Apple is under attack in China after an article in state-run China Daily accused the technology giant of "helping rioters become more violent."
The article criticizes the company run by Tim Cook for The decision to ban the HKMaps app in their app store was reversed and released soon after a wave of public criticism.
"As an international company, Apple has always enjoyed a high reputation," the article says. "A company has its own standards of behavior, but it should also have its social responsibility, and if Apple gives up its responsibilities and aggravates violent behavior, it puts more users at risk."
APPLE WILL CREATE NEW MAC PROS IN TEXAS UNDER RATES

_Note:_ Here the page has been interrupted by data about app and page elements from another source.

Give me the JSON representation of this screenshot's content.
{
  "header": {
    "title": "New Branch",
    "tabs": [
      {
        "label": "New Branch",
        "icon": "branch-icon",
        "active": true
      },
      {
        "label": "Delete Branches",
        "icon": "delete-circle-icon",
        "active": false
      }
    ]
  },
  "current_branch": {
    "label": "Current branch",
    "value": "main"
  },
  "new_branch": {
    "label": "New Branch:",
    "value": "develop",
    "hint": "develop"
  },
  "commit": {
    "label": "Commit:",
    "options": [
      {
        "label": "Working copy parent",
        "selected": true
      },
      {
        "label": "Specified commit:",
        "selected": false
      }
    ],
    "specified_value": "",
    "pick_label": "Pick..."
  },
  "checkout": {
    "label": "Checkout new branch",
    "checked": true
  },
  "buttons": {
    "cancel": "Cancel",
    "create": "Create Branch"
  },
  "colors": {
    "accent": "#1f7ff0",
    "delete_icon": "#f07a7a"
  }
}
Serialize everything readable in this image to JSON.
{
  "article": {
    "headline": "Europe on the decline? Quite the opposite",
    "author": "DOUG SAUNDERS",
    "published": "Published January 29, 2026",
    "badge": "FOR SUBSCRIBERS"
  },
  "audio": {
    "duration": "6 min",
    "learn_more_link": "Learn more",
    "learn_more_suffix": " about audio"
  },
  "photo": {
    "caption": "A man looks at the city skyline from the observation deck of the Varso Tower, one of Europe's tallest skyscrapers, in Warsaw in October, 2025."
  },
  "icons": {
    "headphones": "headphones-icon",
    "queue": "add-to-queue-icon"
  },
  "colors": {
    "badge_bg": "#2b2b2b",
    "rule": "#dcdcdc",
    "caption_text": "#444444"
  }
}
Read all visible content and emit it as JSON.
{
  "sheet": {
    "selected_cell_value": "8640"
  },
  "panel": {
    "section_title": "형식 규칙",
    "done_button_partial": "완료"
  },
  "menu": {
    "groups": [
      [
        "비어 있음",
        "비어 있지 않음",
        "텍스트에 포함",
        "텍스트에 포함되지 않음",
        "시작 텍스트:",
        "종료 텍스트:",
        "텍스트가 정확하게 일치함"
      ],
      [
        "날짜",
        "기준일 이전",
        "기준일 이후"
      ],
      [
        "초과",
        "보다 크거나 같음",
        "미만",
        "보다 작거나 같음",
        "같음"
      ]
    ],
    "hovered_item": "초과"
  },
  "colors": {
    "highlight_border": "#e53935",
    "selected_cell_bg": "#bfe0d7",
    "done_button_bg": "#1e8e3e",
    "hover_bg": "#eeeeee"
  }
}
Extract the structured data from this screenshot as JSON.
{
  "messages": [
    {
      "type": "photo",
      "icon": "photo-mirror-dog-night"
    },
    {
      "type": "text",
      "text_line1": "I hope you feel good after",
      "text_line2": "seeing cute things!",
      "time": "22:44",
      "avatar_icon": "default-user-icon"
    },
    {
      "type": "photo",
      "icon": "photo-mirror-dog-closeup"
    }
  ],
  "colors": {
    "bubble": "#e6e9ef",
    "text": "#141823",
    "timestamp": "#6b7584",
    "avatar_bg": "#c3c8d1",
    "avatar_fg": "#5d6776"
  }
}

The article goes on to say: "Business is business and politics is politics No one wants to drag Apple into the ongoing riots in Hong Kong, but people have reason To blame Apple for mixing business with politics and even illegal acts, Apple must reflect on the consequences of its ill-advised and reckless decision. "
The app is used by protesters to gather information such as road closures and police departments to be located using emojis. The app developer has previously denied that the app is used for illegal purposes.
Last week, the Twitter account associated with the app found that the app was restored and wrote that Cupertino, California, Apple "finally made the right decision"
This was pointed out in subsequent tweets that there would be "no further comments on this matter".
Apple did not return a request for comments immediately to Fox News.
China is an extreme country An important market for the iPhone maker, as the technology giant wants to offset the sales slowdown in its home market. In its latest quarter, Greater China, which includes China, Hong Kong, and Taiwan, made $ 9.15 billion of its quarterly revenue of $ 53.8 billion, or about 17 percent of its quarterly revenue China "achieved significantly better results for our iPhone business year-over-year," emphasizing the "combined effects of government incentives, consumer response to trade-in programs, financing offerings and other sales initiatives, and growing commitment to" wider Apple ecosystem.
The attack on Apple occurred just one day after the Chinese government canceled a Brooklyn Nets event earlier this week and a Chinese state broadcaster reported that the country would no longer broadcast pre-season games in China.
] The decisions follow the recent controversy surrounding a tweet from Houston Rocket's General Manager Daryl Morey, who supported demonstrators in the riots in Hong Kong.  9003] Morey has since apologized for the tweet, but NBA Commissioner Adam Silver said the league will "not be able to regulate what players, employees and team owners say or disagree on these issues."
CLICK HERE TO OBTAIN THE FOX NEWS APP  Ryan Gaydos of Fox News contributed to this report.